Human Rights Cannot Be Put on Hold

When U.S. cities first began to brace for COVID-19, human rights advocates were gearing up for the 3rd Universal Periodic Review (UPR) of the United States, originally scheduled for May 11. The UPR is a unique mechanism established by the U.N. Human Rights Council to facilitate periodic government peer reviews of the human rights record of each U.N. member state.

Between October and March, advocates submitted 139 stakeholder reports, participated in United Nations mission briefings, and met with the U.S. State Department and federal agencies, preparing to leverage the UPR to hear from the Trump administration on human rights, and to push forward recommendations that advance, rather than roll back, human rights. But, as a result of the current global pandemic, the U.N. Human Rights Council session, when the U.S. was set to be reviewed as part of the UPR, was postponed. (The U.S. review is now slated for November 9). With this postponement, a key opportunity for accountability has been delayed, but human rights cannot be put on hold.

U.N. human rights mechanisms can seem far removed from the devastating impacts of COVID, which are felt in profound and personal ways in our homes, streets, and communities. However, as the lone institutions with a mandate to ensure that human rights are protected globally and enforced at all times without discrimination – it is critical we continue to engage with these human rights bodies so that governments can be held accountable during this crisis, as well as in the aftermath.

To this end, an array of U.S. human rights organizations continue to press U.N. human rights mechanisms, and the U.S., to focus on the deep structural inequality that coronavirus has laid bare, address the human rights violations mounting in the virus’ wake, and to ensure that those most impacted are prioritized. That is because the recommendations that emanate from the UPR will only foster transformative and lasting change if they confront the root causes of the inequality we see today. This work – responsive to COVID-19 – reflects the collective efforts of grassroots members of the U.S. Human Rights Network (USHRN) already engaged in the UPR, in conjunction with national groups, including the ACLU, and academic institutions, such as the Columbia Law School Human Rights Institute (HRI).

In April, allies working as part of the USHRN UPR Taskforce penned a letter to the State Department calling for immediate action to ensure that federal, state, and local governments comply with their human rights obligations amidst the global public health crisis. The letter further underscored that the U.S. must include information about its COVID-19 response in the report it submits to the U.N. Human Rights Council (HRC) as part of the UPR, to present a complete accounting.

Government self-reporting on human rights is often woefully inadequate, so a key component of ensuring a robust UPR is arming governments around the world with information about human rights on the ground here at home in the United States.
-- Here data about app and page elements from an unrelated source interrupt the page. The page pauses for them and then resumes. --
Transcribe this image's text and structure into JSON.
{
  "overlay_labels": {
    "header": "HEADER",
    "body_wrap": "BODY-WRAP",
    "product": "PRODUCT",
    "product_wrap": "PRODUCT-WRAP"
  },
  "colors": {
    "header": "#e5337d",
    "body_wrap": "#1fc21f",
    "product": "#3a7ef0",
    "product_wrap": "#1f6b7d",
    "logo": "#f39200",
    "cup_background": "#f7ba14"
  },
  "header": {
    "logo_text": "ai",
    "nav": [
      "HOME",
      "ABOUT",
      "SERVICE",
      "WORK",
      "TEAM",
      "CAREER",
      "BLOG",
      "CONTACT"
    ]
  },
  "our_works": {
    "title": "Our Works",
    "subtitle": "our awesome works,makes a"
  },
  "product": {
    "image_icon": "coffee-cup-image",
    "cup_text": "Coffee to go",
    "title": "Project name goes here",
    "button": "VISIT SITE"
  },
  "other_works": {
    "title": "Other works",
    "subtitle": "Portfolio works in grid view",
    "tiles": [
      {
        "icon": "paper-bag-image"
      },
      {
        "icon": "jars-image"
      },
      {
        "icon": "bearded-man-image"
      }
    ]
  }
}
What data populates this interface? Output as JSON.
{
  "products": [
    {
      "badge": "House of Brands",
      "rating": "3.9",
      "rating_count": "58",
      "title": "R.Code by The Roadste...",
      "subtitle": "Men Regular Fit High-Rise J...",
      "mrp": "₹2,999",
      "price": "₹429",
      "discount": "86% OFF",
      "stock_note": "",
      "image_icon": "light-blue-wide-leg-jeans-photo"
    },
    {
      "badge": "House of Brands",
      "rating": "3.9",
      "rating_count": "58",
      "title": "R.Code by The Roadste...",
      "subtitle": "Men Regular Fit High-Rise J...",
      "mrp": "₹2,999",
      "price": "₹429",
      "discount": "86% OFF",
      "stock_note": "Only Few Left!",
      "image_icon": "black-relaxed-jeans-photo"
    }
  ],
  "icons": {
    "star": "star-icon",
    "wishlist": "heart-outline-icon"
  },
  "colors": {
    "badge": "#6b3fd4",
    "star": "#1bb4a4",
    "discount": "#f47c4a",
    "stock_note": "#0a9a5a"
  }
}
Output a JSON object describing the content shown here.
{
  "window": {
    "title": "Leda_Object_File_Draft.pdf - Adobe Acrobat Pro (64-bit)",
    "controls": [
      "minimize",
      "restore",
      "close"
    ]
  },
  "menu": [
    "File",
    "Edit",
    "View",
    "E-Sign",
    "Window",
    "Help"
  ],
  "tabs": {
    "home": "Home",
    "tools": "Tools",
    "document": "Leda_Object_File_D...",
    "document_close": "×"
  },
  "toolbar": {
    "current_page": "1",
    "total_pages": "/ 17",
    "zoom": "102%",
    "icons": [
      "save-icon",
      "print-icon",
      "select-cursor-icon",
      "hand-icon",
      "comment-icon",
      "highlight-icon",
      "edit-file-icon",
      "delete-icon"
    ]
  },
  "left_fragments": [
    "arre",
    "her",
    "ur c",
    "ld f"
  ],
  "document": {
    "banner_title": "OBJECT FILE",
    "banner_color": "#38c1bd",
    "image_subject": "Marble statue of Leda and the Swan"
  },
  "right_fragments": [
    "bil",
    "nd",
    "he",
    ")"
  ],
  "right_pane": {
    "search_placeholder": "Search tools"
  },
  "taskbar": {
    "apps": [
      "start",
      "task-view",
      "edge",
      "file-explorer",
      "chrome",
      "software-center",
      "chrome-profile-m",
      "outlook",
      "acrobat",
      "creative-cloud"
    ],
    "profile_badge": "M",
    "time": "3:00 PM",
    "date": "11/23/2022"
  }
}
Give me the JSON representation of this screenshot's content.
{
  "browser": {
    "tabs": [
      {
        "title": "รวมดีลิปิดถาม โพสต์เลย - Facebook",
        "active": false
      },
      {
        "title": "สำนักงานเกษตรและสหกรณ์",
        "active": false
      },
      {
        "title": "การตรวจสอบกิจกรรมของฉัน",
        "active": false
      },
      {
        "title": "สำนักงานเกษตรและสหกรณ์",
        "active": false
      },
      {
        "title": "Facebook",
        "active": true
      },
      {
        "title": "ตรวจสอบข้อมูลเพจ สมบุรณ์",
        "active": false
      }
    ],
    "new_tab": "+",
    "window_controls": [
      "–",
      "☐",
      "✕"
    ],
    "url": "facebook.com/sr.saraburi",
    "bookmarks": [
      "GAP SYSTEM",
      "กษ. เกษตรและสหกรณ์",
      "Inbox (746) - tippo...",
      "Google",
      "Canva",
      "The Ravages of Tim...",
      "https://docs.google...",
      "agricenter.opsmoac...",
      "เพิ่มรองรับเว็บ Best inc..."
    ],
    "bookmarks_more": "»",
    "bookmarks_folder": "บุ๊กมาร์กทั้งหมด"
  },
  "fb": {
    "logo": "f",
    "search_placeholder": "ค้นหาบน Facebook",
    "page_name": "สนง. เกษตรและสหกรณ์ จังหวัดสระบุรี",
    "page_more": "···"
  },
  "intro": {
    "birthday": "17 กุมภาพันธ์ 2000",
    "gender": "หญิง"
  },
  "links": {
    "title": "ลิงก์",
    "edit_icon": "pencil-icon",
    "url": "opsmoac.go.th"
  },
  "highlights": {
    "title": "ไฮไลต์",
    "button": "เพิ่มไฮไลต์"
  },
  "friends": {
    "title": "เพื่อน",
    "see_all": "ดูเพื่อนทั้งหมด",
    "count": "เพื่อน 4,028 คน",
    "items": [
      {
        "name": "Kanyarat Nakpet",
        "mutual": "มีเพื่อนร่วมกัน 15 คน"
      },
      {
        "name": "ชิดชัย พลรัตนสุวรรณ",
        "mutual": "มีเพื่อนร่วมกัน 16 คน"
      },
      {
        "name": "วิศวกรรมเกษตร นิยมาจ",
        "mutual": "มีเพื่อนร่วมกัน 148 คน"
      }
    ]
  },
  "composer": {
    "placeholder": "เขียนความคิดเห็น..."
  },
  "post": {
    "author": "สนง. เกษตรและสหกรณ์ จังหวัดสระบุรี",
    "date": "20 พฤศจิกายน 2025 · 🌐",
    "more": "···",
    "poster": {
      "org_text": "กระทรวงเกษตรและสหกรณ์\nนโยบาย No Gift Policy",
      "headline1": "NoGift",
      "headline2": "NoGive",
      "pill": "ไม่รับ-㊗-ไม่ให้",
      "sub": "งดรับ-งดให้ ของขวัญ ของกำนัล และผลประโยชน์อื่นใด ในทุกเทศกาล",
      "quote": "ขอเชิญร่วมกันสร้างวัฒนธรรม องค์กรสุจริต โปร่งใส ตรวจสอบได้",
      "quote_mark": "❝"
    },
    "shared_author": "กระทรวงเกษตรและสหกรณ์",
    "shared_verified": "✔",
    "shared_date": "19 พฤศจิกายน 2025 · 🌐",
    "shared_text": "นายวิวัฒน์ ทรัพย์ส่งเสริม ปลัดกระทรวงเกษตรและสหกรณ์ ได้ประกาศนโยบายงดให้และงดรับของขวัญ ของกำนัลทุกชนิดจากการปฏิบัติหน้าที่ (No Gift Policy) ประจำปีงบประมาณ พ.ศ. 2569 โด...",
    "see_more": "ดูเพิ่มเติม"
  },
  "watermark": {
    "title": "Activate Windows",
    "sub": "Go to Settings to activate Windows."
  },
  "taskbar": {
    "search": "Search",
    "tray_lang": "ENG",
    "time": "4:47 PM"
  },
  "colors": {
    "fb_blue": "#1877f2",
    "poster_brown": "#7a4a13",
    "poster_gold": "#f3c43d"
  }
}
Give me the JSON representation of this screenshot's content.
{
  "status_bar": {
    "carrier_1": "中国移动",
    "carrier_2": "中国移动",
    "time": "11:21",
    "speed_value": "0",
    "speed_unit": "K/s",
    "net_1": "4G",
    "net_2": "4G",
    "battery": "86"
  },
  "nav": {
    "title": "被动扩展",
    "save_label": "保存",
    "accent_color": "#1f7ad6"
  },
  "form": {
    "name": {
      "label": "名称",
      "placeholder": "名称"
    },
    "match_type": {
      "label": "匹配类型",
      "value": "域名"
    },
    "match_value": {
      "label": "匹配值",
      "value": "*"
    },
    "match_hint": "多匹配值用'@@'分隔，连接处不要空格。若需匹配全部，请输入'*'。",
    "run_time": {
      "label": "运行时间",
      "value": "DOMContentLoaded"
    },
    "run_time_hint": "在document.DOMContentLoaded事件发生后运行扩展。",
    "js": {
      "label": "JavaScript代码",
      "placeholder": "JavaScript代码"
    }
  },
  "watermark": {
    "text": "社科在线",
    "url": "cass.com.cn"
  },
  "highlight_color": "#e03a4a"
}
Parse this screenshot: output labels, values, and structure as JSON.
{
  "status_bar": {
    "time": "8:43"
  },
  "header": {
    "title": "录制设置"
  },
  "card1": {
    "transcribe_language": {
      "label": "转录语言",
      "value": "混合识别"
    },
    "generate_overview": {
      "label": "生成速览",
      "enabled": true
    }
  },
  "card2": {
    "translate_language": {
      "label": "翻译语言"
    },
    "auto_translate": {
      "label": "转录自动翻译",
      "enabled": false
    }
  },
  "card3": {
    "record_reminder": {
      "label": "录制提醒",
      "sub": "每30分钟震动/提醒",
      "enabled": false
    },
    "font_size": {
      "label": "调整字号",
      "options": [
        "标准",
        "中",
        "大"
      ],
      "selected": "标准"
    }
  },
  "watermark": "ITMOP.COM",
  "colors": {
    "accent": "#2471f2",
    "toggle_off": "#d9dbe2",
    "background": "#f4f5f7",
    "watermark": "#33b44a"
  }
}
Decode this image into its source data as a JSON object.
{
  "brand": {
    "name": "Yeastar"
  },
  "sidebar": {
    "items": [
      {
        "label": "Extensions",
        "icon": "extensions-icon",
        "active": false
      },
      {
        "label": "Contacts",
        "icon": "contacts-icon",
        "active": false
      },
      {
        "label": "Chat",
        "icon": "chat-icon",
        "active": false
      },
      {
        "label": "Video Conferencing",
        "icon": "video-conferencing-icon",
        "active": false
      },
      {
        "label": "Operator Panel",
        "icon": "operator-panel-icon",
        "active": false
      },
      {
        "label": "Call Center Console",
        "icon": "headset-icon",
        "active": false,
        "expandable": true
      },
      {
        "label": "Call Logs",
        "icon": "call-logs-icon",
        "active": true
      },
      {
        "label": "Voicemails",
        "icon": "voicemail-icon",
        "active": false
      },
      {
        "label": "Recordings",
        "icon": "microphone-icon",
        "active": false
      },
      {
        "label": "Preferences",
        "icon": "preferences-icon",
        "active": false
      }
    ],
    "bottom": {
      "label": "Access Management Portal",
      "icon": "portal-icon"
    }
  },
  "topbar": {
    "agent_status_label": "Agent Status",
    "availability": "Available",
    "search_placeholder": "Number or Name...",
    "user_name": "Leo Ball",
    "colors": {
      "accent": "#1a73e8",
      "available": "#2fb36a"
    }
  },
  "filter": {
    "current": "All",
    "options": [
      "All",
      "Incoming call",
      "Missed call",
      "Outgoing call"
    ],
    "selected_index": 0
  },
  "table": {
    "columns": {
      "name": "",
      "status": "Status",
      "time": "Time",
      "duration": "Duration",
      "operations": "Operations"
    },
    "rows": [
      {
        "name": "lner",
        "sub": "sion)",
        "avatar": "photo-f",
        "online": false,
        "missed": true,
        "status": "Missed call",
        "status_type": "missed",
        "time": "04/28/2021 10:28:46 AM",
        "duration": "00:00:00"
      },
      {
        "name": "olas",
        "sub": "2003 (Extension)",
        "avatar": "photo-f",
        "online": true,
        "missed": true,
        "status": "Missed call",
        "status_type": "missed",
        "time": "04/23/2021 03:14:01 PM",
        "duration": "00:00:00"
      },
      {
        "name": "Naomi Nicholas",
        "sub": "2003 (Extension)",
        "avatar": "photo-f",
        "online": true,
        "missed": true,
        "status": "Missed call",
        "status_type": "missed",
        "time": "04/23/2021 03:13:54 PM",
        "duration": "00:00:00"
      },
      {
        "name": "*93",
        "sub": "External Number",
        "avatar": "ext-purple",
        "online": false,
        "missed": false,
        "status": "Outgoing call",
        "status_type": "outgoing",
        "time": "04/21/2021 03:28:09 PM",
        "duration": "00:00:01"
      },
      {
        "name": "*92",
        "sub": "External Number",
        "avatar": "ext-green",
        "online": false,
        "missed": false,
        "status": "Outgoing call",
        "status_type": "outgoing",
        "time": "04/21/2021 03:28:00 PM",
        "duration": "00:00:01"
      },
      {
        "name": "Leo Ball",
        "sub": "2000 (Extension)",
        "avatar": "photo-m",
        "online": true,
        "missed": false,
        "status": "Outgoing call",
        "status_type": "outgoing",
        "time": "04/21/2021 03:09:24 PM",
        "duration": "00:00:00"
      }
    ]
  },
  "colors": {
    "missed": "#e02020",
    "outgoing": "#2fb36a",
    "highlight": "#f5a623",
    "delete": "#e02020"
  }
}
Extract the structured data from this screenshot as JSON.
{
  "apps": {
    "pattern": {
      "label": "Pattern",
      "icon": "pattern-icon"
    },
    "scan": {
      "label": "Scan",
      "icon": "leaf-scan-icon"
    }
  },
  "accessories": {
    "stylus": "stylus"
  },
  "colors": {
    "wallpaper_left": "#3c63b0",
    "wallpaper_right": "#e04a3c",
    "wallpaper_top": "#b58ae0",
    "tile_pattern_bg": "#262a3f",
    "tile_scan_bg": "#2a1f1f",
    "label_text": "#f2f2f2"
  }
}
Toward this aim, on April 15, a broad coalition of groups, under the leadership of the ACLU Human Rights Program, convened a virtual briefing for U.N. missions focused specifically on rights violations emerging in the context of COVID-19. Speakers addressed issues including housing, water and sanitation, incarceration, threats to democracy and voting, workers’ rights, rights of indigenous peoples and women’s rights, and shared recommendations that would improve human rights compliance in the U.S.

Of course, every country in the world is impacted by COVID, as well as the loss of platforms for accountability, like the UPR. Indeed, in addition to the U.S., Croatia, Jamaica, Mongolia, Malawi, and Libya are among the countries that should have participated in the UPR in May, but are now scheduled for review in early November 2020.

It is vital to ensure that these upcoming UPRs evaluate government responses to the current pandemic, including recovery and relief measures and highlight gaps in human rights protections that have resulted from the COVID-19 crisis. To this end, on May 21, human rights advocates from around the world sent a letter to the U.N. Office of the High Commissioner and the HRC requesting the opportunity for civil society groups to supplement their submissions in advance of the November review, given that original stakeholder reports were written in October 2019. This way the UPR can offer a “more reliable and accurate assessment of governments’ compliance with their international human rights obligations, especially since the outset of the COVID-19 crisis.”

A final piece of this accountability puzzle is forging ahead with the proactive work of articulating norms and standards that prioritize equality, challenge all forms of discrimination and recognize that the impacts of coronavirus – and all public health crises – fall disproportionately on individuals and communities historically and presently marginalized. Laudably, the Human Rights Council took early action to engage with civil society and drafted a resolution on the human rights implications of COVID-19. In order to strengthen this resolution, the ACLU, HRI, and the National Law Center on Homelessness and Poverty spearheaded a call by a call by a range of human rights advocates for the text to explicitly recognize the heightened vulnerability to COVID of people experiencing homelessness and living in poverty, and the need to concentrate on addressing the disparate impact of the virus, joining pronouncements by an array of U.N. and regional human rights bodies. The HRC’s most recent draft resolution on COVID recognizes that the virus “exacerbates existing inequalities” and highlights the need to center at-risk individuals, inclusive the homeless and those living in poverty, in responses to the pandemic.

Human rights norms emphasize our interconnections and interdependence. At a time when we are told to social distance and stay apart, that reminder could not be more necessary.

Image: A wide view of the Human Rights Council at its 19th regular session. During the day’s meetings Members considered the Universal Periodic Review (UPR) reports of Ireland, Swaziland, Syria and Thailand, among others, as part of the Council’s process to periodically review the human rights records of all 193 UN Member States. UN Photo/Jean-Marc Ferré

 

About the Author(s)

JoAnn Kamuf Ward

Director of the Human Rights in the U.S. Project at the Columbia Law School Human Rights Institute and Supervisor in the Human Rights Clinic. Follow her on Twitter (@JoAnnKWard).